[Web page and app entries]
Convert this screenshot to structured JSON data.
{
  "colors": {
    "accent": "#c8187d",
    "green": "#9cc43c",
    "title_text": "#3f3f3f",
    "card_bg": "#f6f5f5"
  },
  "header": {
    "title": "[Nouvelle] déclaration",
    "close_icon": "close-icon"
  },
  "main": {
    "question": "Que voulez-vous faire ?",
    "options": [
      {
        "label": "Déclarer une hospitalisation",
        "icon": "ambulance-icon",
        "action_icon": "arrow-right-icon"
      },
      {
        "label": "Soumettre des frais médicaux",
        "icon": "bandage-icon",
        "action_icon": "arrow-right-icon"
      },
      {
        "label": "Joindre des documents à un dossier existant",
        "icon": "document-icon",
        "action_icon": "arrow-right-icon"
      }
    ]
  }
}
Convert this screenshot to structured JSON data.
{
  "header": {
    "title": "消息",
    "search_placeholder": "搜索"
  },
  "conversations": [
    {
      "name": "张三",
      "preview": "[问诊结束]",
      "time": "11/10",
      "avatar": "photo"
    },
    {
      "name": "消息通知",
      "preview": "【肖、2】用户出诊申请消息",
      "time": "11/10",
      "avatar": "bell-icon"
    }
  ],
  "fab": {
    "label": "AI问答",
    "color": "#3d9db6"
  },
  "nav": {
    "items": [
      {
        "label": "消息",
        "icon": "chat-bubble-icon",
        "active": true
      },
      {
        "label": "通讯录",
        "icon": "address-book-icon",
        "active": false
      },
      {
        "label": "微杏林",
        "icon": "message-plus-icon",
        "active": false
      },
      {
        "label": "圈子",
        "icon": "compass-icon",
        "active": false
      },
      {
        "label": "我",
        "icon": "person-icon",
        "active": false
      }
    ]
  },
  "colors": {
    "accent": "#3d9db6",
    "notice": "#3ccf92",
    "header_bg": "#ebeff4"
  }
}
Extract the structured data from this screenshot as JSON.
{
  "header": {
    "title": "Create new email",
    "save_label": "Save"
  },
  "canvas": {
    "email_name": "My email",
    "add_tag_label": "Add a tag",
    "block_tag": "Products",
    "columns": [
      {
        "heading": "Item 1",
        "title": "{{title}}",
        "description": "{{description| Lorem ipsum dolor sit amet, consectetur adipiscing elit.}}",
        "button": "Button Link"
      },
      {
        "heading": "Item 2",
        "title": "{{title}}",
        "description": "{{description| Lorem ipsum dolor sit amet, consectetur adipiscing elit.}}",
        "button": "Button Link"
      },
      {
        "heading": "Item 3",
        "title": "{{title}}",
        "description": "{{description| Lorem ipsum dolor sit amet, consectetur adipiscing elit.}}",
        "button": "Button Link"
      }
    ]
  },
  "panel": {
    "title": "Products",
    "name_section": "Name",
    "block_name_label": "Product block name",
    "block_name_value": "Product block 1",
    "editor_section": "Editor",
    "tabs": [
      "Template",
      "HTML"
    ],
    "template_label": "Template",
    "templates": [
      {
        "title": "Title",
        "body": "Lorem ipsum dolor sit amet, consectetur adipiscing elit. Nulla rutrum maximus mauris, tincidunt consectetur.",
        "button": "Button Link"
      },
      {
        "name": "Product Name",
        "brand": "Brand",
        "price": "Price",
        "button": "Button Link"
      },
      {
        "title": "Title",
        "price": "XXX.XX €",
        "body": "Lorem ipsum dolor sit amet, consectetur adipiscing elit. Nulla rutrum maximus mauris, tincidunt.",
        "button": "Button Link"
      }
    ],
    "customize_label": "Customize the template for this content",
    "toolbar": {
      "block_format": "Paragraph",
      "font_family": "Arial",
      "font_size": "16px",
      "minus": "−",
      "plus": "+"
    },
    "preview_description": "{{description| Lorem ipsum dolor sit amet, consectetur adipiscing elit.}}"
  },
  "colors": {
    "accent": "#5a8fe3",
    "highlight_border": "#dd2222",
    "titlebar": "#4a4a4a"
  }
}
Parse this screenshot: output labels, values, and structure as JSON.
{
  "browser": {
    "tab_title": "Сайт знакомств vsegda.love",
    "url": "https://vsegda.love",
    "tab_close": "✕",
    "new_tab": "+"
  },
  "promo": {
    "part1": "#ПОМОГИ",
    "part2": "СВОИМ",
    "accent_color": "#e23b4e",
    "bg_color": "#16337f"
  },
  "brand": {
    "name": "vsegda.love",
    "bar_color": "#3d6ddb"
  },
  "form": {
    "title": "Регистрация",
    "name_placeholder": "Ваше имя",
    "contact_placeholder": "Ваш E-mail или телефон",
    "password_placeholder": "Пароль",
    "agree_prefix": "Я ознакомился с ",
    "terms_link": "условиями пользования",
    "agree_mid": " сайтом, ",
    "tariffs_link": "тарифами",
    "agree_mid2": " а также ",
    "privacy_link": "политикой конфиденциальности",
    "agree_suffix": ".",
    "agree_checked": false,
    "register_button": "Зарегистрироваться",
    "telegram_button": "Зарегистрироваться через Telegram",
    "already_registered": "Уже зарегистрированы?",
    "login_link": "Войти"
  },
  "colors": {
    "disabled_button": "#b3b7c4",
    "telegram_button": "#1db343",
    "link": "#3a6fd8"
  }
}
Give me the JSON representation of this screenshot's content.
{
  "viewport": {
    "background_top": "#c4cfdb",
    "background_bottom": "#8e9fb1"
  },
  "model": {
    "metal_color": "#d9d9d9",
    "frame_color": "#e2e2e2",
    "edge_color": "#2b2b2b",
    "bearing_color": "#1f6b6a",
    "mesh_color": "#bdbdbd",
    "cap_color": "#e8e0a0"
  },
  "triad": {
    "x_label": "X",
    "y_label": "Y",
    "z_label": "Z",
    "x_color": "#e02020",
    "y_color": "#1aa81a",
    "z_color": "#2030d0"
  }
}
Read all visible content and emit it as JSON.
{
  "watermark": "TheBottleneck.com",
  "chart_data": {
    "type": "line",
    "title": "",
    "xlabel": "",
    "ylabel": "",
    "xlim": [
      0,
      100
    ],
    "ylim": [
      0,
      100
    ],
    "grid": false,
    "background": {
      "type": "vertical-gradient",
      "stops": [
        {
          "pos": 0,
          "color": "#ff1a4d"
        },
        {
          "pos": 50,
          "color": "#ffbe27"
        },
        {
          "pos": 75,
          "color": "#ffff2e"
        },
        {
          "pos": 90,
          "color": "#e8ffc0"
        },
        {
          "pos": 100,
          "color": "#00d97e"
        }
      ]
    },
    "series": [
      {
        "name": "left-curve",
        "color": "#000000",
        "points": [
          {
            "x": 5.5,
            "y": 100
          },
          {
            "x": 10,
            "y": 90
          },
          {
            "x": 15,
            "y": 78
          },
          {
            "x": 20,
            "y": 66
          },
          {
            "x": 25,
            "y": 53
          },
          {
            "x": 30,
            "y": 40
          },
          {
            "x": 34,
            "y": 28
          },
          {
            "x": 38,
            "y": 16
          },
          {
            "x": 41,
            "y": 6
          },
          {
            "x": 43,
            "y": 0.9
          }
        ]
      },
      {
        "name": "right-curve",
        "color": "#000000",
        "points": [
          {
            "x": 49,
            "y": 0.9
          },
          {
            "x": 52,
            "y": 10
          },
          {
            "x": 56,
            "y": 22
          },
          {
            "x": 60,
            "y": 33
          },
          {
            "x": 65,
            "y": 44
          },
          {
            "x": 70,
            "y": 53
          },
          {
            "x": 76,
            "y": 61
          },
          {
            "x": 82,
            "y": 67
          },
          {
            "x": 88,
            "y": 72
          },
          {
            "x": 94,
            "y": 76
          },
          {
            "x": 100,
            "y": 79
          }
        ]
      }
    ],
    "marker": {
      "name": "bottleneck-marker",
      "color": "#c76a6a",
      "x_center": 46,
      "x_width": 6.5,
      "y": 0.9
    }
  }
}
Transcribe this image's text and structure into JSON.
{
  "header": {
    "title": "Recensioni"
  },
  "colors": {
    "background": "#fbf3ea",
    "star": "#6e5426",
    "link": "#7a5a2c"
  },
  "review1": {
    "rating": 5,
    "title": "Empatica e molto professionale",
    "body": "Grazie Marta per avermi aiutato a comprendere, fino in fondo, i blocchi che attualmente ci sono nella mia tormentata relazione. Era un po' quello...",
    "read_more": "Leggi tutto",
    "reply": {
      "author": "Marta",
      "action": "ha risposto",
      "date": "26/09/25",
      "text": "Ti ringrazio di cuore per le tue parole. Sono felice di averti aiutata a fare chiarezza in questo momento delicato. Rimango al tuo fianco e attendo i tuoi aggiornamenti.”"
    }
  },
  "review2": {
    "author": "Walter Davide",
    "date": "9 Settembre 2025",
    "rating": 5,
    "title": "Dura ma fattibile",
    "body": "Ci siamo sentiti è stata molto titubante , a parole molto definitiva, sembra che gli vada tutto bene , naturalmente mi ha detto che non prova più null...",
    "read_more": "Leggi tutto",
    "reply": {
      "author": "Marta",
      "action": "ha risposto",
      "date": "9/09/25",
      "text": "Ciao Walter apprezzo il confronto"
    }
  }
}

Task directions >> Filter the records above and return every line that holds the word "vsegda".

Result for this exercise >>
    "tab_title": "Сайт знакомств vsegda.love",
    "url": "https://vsegda.love",
    "name": "vsegda.love",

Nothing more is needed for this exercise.